BACK FROM THE BOTTOM
Arkansas had not gone winless in conference play in its first 21 seasons in the SEC and hadn't had a winless season in league play since an 0-6 run in the Southwest Conference in 1942 under George Cole.
The history for SEC teams coming off winless conference seasons has not been a pretty one until recently.
Thirteen of the 44 teams that went winless in SEC games since 1966 -- the year after Tulane dropped out of the league -- have gone on to repeat the 0-for in league play the following season. Thirteen of the 44 have managed to post winning overall records the following season, and dramatic rebounds to premier bowls have been rare.
If there is good news for the Razorbacks, the current climate in the SEC appears ripe for rapid turnarounds.
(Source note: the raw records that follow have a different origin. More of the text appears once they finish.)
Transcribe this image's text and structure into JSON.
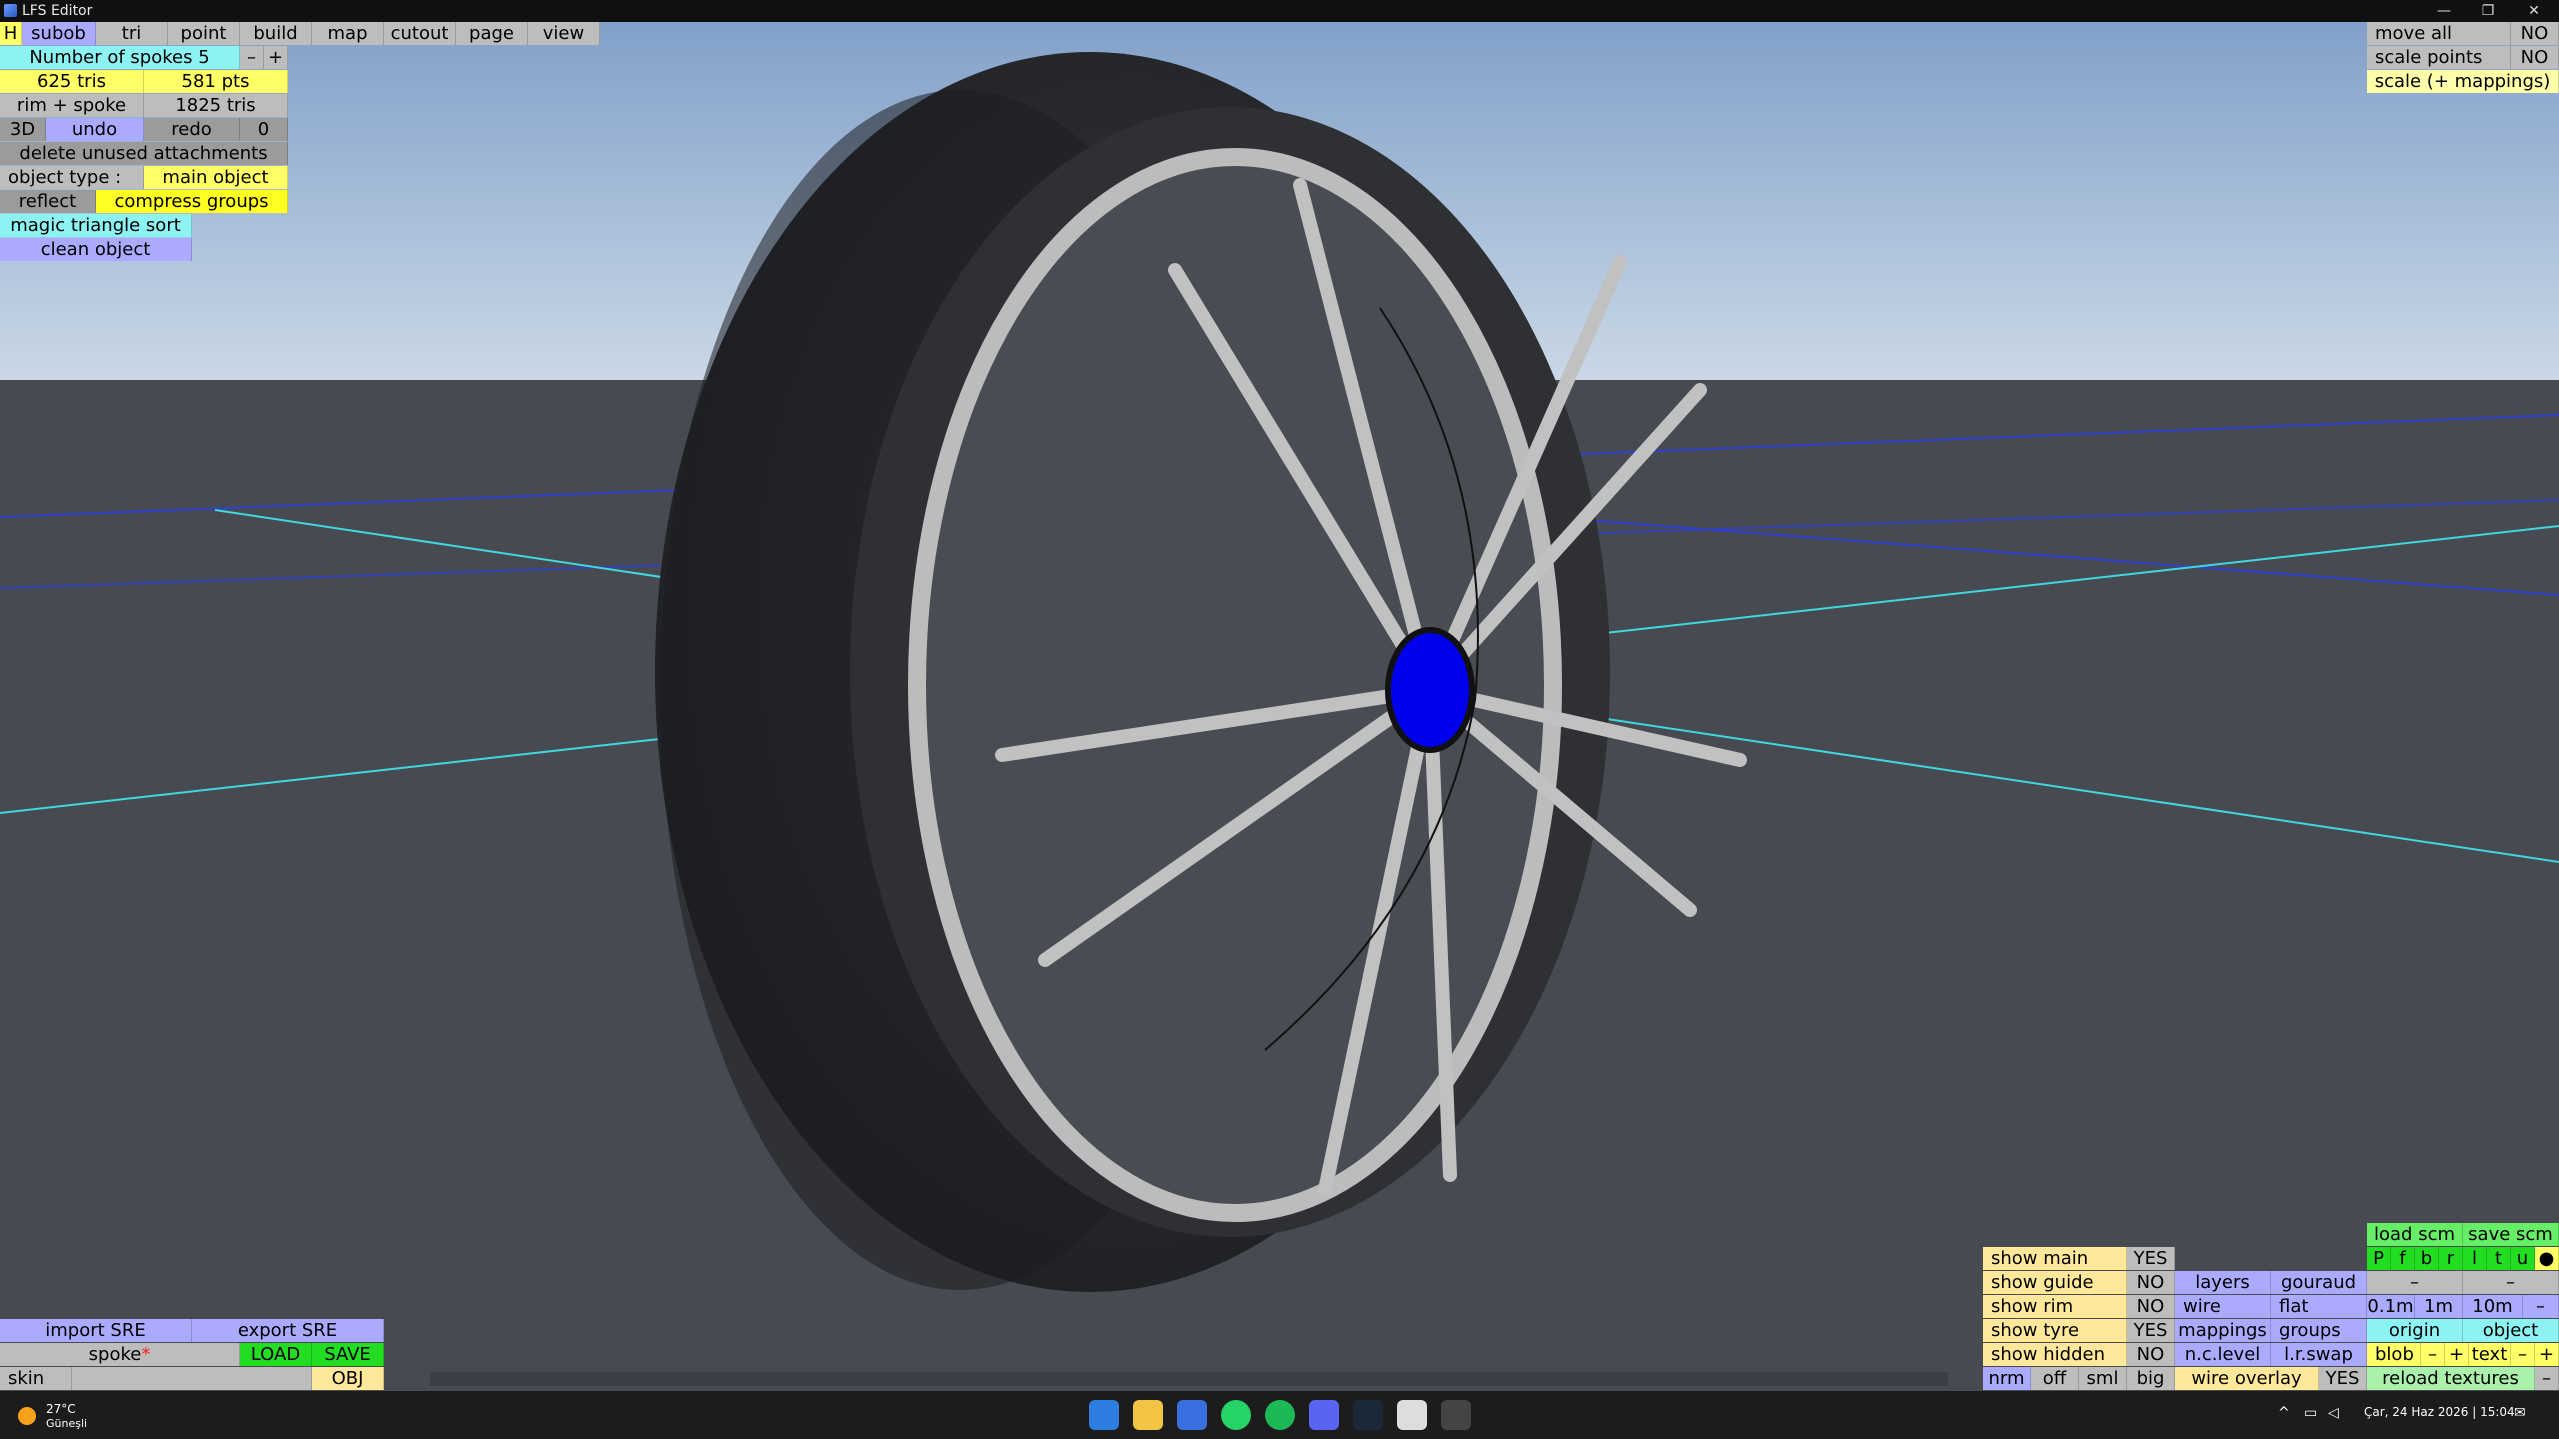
{
  "window": {
    "title": "LFS Editor"
  },
  "menu": {
    "h": "H",
    "subob": "subob",
    "tri": "tri",
    "point": "point",
    "build": "build",
    "map": "map",
    "cutout": "cutout",
    "page": "page",
    "view": "view"
  },
  "left_panel": {
    "spokes_label": "Number of spokes 5",
    "minus": "–",
    "plus": "+",
    "tris": "625 tris",
    "pts": "581 pts",
    "rim_spoke": "rim + spoke",
    "total_tris": "1825 tris",
    "mode_3d": "3D",
    "undo": "undo",
    "redo": "redo",
    "redo_count": "0",
    "delete_unused": "delete unused attachments",
    "object_type_label": "object type :",
    "object_type_value": "main object",
    "reflect": "reflect",
    "compress_groups": "compress groups",
    "magic_sort": "magic triangle sort",
    "clean_object": "clean object"
  },
  "top_right": {
    "move_all": "move all",
    "move_all_val": "NO",
    "scale_points": "scale points",
    "scale_points_val": "NO",
    "scale_mappings": "scale (+ mappings)"
  },
  "bottom_left": {
    "import_sre": "import SRE",
    "export_sre": "export SRE",
    "spoke": "spoke",
    "spoke_mark": "*",
    "load": "LOAD",
    "save": "SAVE",
    "skin": "skin",
    "obj": "OBJ"
  },
  "bottom_right": {
    "load_scm": "load scm",
    "save_scm": "save scm",
    "views": [
      "P",
      "f",
      "b",
      "r",
      "l",
      "t",
      "u",
      "●"
    ],
    "dash": "–",
    "show_main": "show main",
    "show_main_val": "YES",
    "show_guide": "show guide",
    "show_guide_val": "NO",
    "show_rim": "show rim",
    "show_rim_val": "NO",
    "show_tyre": "show tyre",
    "show_tyre_val": "YES",
    "show_hidden": "show hidden",
    "show_hidden_val": "NO",
    "layers": "layers",
    "gouraud": "gouraud",
    "wire": "wire",
    "flat": "flat",
    "grid_01": "0.1m",
    "grid_1": "1m",
    "grid_10": "10m",
    "mappings": "mappings",
    "groups": "groups",
    "origin": "origin",
    "object": "object",
    "nclevel": "n.c.level",
    "lrswap": "l.r.swap",
    "blob": "blob",
    "text": "text",
    "minus": "–",
    "plus": "+",
    "nrm": "nrm",
    "off": "off",
    "sml": "sml",
    "big": "big",
    "wire_overlay": "wire overlay",
    "wire_overlay_val": "YES",
    "reload_textures": "reload textures"
  },
  "taskbar": {
    "temperature": "27°C",
    "weather": "Güneşli",
    "datetime": "Çar, 24 Haz 2026 | 15:04"
  },
  "colors": {
    "sky_top": "#7d9dc8",
    "sky_bottom": "#cad8e6",
    "ground": "#484a52",
    "hub": "#0000ee",
    "spoke": "#c1c1c1",
    "tyre": "#2b2d30"
  }
}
In 2008, former Arkansas Coach Houston Nutt took an Ole Miss team that had gone 0-8 in the conference under Ed Orgeron the previous year and led it to a 9-4 record, a second-place showing in the SEC West and a Cotton Bowl victory.
The best one-year turnaround occurred last season at Auburn. Fort Smith native Gus Malzahn led the Tigers to a 12-2 record, the SEC championship and a BCS championship game loss after Gene Chizik steered the 2012 team to an 0-8 league record.
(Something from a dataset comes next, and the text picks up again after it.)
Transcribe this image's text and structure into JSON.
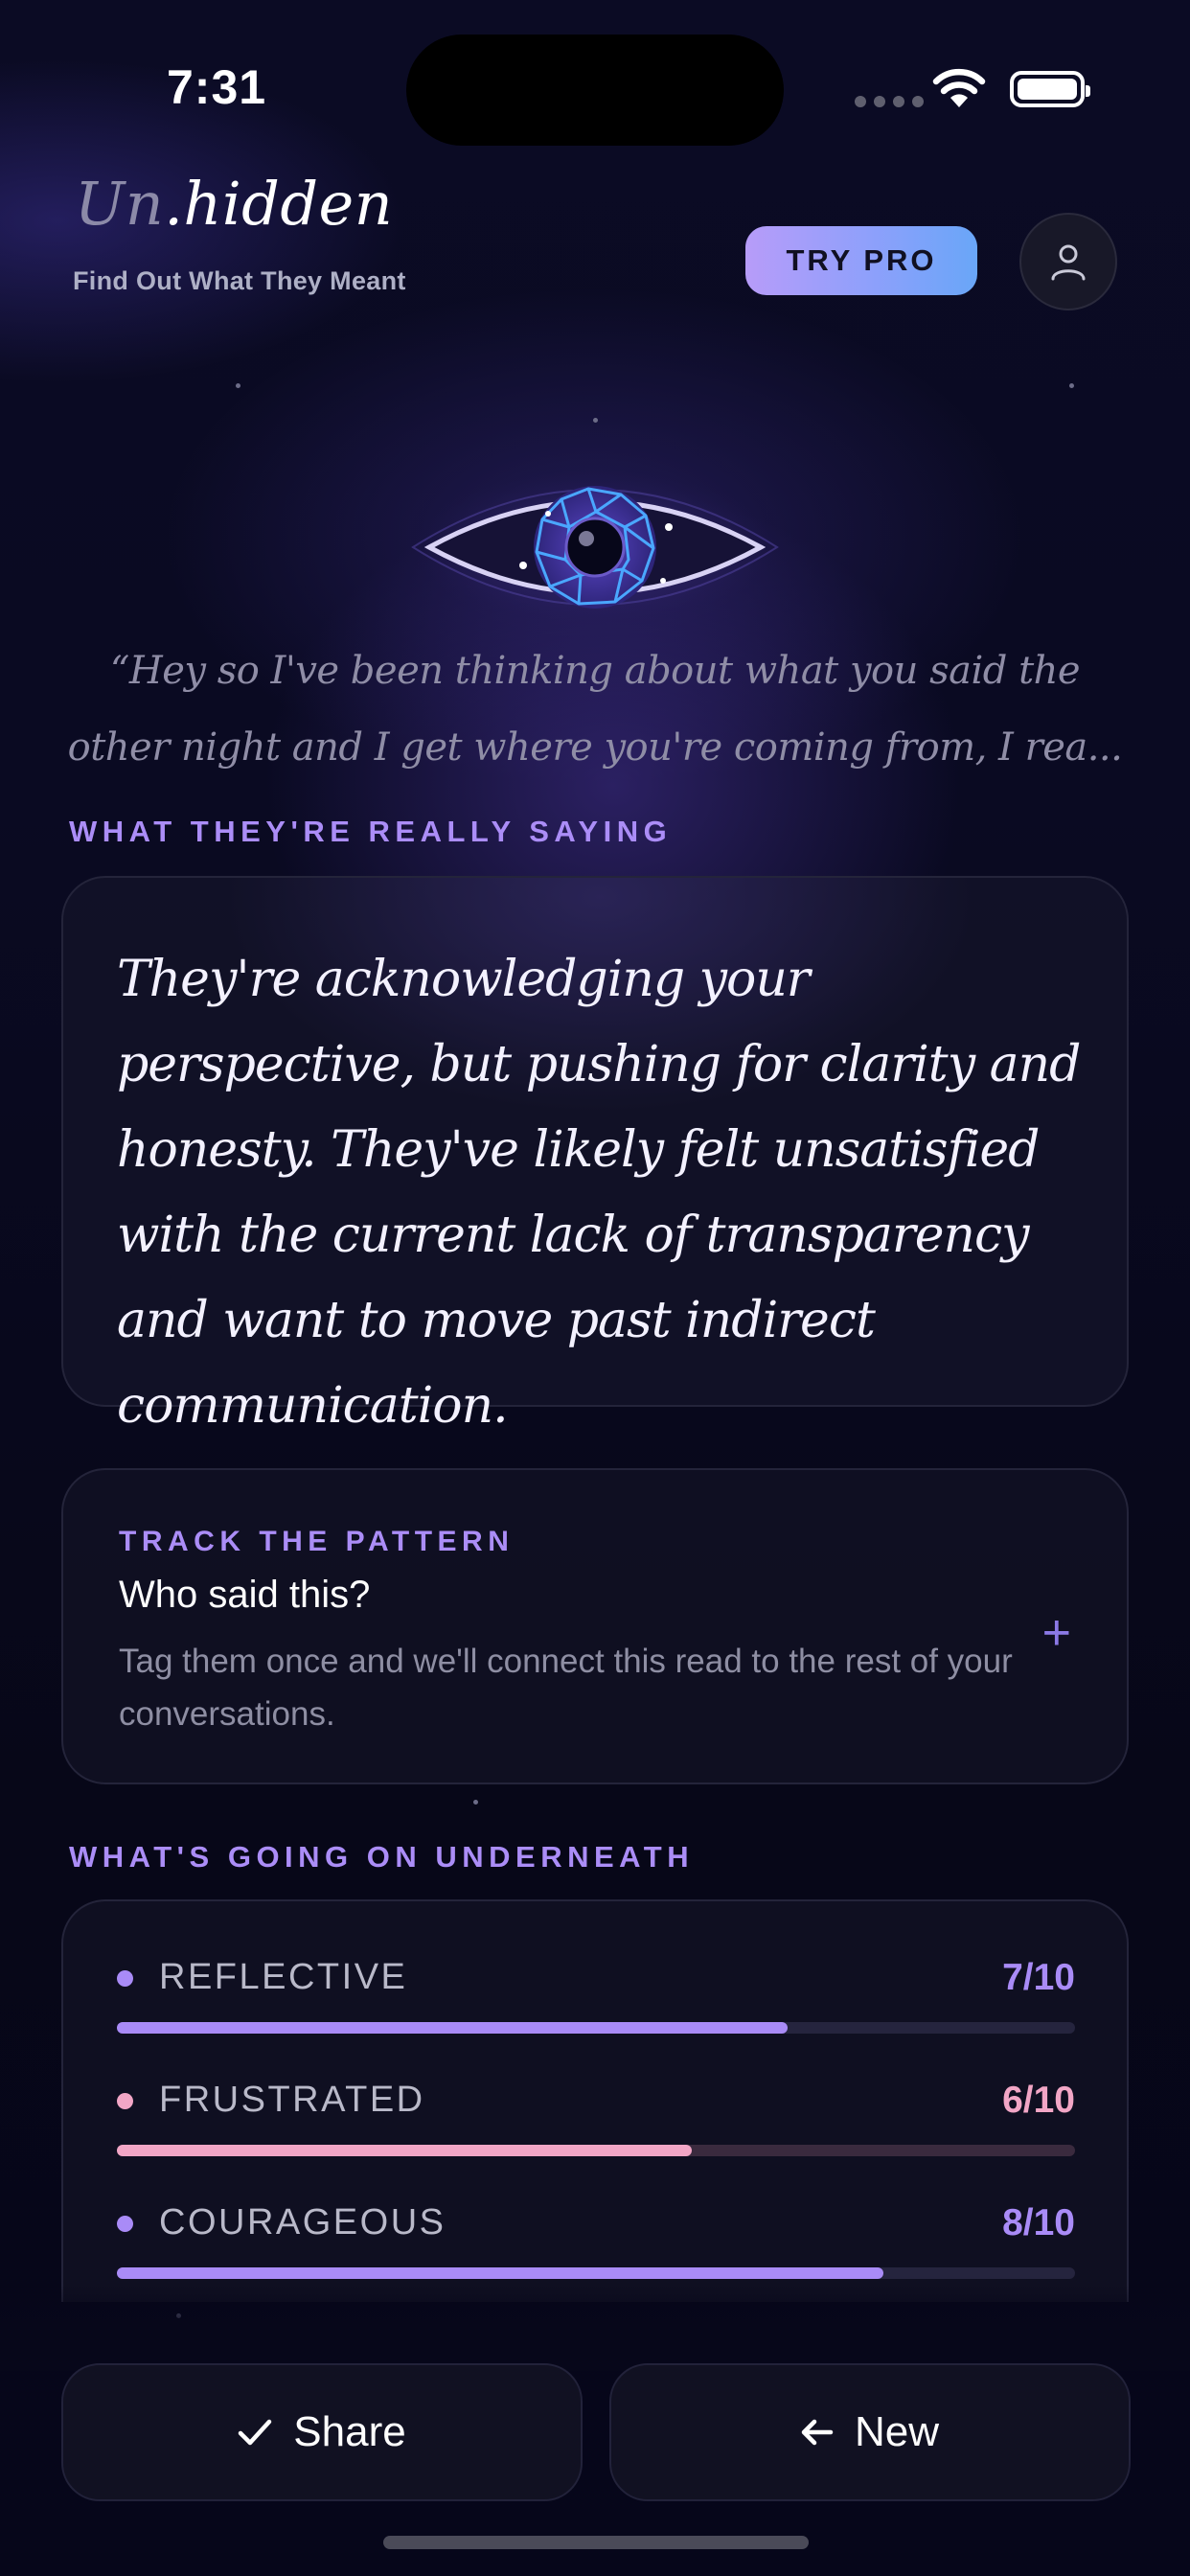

The Razorbacks will get an early gauge on their improvement when they face Auburn in the season opener. Analysts see Arkansas as being improved this fall, but the Razorbacks are up against SEC West teams that are mostly on the rise or are deep enough to reload every season.
"It's easy to forecast a team that, though much improved, doesn't have much more to show for it in the standings," Schroeder said. "Long-term, Bielema's plan seems sound: Recruit hogs on the offensive line, then grind opponents.
"In the new-look SEC, that could almost become a change-up, something different for defenses to tackle. Short-term, finding a way to become bowl-eligible looks like a really big challenge."
Sports on 08/24/2014